Selling power back to the grid is a complicated subject. There are very few places in the United States that will actually pay you cash for the power you provide to the grid, but most utilities will credit you for it. Think of the grid as a battery. You store electricity that you’re not using on the grid until you need to use it. Once you start using that stored electricity, you have free access to it. Again, this can vary from utility to utility, but as a general rule of thumb, you’re credited for the electricity you supply to the grid at the same rate as you’re charged when you pull it off the grid.
Are you involved in lobbying?

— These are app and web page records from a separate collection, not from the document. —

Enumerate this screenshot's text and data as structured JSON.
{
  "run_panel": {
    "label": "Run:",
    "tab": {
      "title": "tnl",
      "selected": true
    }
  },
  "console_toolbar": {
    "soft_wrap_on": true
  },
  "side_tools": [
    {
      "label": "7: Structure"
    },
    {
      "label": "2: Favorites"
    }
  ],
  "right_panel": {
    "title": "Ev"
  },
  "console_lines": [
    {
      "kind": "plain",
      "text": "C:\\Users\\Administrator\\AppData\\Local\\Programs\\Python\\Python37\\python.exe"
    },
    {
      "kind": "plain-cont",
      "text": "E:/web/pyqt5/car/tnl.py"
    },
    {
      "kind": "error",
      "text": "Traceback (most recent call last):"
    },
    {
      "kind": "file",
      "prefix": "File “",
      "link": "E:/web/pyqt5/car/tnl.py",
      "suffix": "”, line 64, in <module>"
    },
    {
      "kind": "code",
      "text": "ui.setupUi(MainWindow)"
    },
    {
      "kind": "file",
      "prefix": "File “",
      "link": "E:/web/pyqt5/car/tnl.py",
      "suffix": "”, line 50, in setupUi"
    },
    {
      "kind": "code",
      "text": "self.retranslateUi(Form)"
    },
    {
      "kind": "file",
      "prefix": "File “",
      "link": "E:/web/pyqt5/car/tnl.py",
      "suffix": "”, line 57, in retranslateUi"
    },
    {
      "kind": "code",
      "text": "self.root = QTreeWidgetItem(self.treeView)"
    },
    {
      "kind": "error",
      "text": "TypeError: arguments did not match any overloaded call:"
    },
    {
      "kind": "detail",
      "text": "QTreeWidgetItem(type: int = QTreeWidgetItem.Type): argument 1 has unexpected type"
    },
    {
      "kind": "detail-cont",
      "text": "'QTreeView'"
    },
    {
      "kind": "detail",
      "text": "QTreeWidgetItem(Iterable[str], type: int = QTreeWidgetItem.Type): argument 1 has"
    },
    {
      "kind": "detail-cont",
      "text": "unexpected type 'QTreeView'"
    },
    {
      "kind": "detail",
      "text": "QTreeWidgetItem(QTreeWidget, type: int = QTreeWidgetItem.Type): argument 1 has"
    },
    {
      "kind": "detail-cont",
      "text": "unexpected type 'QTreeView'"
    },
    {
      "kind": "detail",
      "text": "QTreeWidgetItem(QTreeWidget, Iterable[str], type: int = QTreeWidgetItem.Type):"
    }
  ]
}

We’re not directly involved in lobbying. The numbers of people we engage is big enough that it can influence legislation that comes down the pike, but again, it’s not our primary focus. We keep a close eye on legislation that concerns the solar market, since our business is clearly affected by changes in laws that are passed, but we think that by continuing to grow our member base, we’ll be able to influence legislation by virtue of our numerical might rather than by participating directly in lobbying.
Please tell us about a recent “critical mass” event; where and now it it take the community to reach it?
A great example of a recent critical mass event is New Orleans. We’ve long stated that if we develop enough interest in any given city, we’ll run a program. New Orleans jumped out at us and surprised us with their enthusiasm and interest, and we couldn’t have been more excited to get involved. New Orleans, as we all know, is undergoing a period of rapid re-building and re-imagining, and has demonstrated really admirable openness to the value proposition of solar. We’re in the process of growing the solar market there to never before seen volume, and it’s all a result of people there spreading the word and wanting to learn more about the value of going solar.
Who is your competition?
To be honest, we don’t have any direct competitors. There are many instances of neighborhoods or groups of friends trying to do something that approaches the 1BOG model, but that requires an extreme amount of time and dedication to working through the details of all of the technology, rebates, installers, etc. to figure out for themselves what deals and technologies make the most sense. Basically, they have to do all the legwork to educate themselves from the ground up. We’re working to make this process more scalable and effective so that individual neighborhoods don’t have to continually reinvent the wheel to find the best deal on solar installations.
Dave is the mastermind behind http://www.solarpowerrocks.com, and is actively involved with the San Francisco community and governmental initiatives concerning renewable energy. Dave pioneered the model for getting solar on renters in San Francisco, by working with specialists in both tenant law and tax law. As a result, he was able to bring solar to potentially tens of thousands of homes in San Francisco.
For the past year Dave worked as a solar specialist for a local solar company where he was involved with the back end side of solar system integrations. He managed every aspect from site assessment, to designing solar energy systems, to educating customers on how they operate. His knowledge of state specific incentive structures and energy policy is essential as we roll out new 1BOG cities. This hands-on experience makes Dave an important asset. Dave joined the 1BOG team late this past summer and is responsible for the development of 1BOG campaigns nationwide. Dave is a graduate in electrical engineering from the University of Illinois. He likes to play a game or two of poker, he dreams of making the final table in the World Series.